[Information supplied]

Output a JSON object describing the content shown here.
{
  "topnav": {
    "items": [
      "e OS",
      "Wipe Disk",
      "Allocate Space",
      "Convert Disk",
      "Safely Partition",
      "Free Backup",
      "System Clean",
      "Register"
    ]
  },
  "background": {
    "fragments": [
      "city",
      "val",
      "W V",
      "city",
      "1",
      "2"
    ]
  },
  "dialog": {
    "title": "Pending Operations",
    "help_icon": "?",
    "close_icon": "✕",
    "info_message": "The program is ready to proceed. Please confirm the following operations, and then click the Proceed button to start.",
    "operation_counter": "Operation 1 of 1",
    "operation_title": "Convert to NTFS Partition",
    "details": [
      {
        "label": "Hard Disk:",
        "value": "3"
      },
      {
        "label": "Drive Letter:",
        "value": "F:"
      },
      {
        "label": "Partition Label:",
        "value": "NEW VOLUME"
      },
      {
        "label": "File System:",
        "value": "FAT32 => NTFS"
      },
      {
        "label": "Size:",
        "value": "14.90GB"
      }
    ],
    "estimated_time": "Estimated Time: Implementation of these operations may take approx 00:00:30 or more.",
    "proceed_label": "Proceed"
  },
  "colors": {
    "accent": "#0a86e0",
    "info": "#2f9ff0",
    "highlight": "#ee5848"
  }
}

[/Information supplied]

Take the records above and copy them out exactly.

Output a JSON object describing the content shown here.
{
  "topnav": {
    "items": [
      "e OS",
      "Wipe Disk",
      "Allocate Space",
      "Convert Disk",
      "Safely Partition",
      "Free Backup",
      "System Clean",
      "Register"
    ]
  },
  "background": {
    "fragments": [
      "city",
      "val",
      "W V",
      "city",
      "1",
      "2"
    ]
  },
  "dialog": {
    "title": "Pending Operations",
    "help_icon": "?",
    "close_icon": "✕",
    "info_message": "The program is ready to proceed. Please confirm the following operations, and then click the Proceed button to start.",
    "operation_counter": "Operation 1 of 1",
    "operation_title": "Convert to NTFS Partition",
    "details": [
      {
        "label": "Hard Disk:",
        "value": "3"
      },
      {
        "label": "Drive Letter:",
        "value": "F:"
      },
      {
        "label": "Partition Label:",
        "value": "NEW VOLUME"
      },
      {
        "label": "File System:",
        "value": "FAT32 => NTFS"
      },
      {
        "label": "Size:",
        "value": "14.90GB"
      }
    ],
    "estimated_time": "Estimated Time: Implementation of these operations may take approx 00:00:30 or more.",
    "proceed_label": "Proceed"
  },
  "colors": {
    "accent": "#0a86e0",
    "info": "#2f9ff0",
    "highlight": "#ee5848"
  }
}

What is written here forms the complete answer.